The Washington State Liquor Control Board is forging ahead in its new role creating access to legalized marijuana. Next, the board will issue a request for consultants to gauge pot consumption in Washington state.
Under Initiative 502, possessing marijuana for recreational use is already legal. The Liquor Control Board now must create a structure for people to legally grow and sell it.
The first step is a system to license marijuana growers. These people will ultimately supply state-licensed marijuana stores. Liquor Control spokesman Brian Smith said the job of the marijuana licensing manager is open until filled. “I think we’re up to about 70 applications in the first couple weeks, so I think they’ll be sorting through those applications and starting to line up some interviews,” he said.

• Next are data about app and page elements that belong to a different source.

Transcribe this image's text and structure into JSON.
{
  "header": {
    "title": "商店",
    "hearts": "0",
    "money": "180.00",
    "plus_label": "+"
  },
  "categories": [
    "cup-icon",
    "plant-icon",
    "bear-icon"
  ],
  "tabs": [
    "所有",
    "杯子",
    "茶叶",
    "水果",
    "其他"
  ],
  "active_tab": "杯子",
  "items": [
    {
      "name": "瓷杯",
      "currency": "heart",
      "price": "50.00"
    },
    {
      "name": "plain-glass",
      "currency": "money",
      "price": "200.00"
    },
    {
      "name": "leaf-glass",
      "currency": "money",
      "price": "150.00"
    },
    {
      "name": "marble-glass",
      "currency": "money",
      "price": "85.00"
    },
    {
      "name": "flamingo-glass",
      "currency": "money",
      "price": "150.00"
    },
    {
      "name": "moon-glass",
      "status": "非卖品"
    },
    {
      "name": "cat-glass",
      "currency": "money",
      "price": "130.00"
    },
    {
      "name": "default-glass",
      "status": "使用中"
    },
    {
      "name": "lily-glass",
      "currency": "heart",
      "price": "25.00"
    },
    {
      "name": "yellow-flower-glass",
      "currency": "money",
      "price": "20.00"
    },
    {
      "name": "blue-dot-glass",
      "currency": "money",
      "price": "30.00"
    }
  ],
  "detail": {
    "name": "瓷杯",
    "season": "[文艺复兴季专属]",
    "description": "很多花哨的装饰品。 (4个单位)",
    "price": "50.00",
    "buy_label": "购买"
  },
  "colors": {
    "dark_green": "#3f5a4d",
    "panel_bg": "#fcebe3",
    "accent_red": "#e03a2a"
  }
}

The next hire for the agency will be a consultant to try to figure out how much marijuana Washington state residents will likely buy. The state’s Office of Financial Management estimated that 363,000 people will consume marijuana in Washington this year.
Smith says the new consultant will study the issue in greater depth. One thing the state doesn’t want to do is issue too many licenses and create a marijuana glut. “Where’s that commodity going to go? It’s clearly out there and it can be transported out of the state or other places where people will want to buy it on the illegal market,” said Smith.
State legislators are also worried about that. Three Democratic representatives including Ross Hunter of Medina sent a letter to the Liquor Control Board last week asking the agency to slow down. Hunter said he’d first like to get more clarification on how federal officials will react to Washington’s regulatory scheme, given that marijuana remains illegal under federal law.
“From what I’ve seen so far, the US Attorney for Western Washington, Jenny Durkan, doesn’t seem to have much of a sense of humor about this,” Hunter said, “and we’re about to license people to commit a felony.”
Hunter said the new system leaves state employees and others vulnerable to prosecution. His letter also said the agency should not be diverting money that was meant for other purposes into marijuana regulation. Hunter says if federal officials shut down that system, all the money could get wasted. In addition, Hunter said people who write initiatives often do so to make money and he doesn’t want the state to become complicit in allowing criminal activity.
“We just want to make sure that we are, in fact, doing something that’s reasonable and not something that either creates this corporate behemoth or recreates the days of Al Capone,” he said. To that end, Hunter wants the control board to create a tracking system, to make sure licensed growers aren’t sending their product out of state.
The board says it plans to charge a $1,000 licensing fee for marijuana growers, processors and sellers. The legislators say the state should charge much more, given the profits producers stand to reap.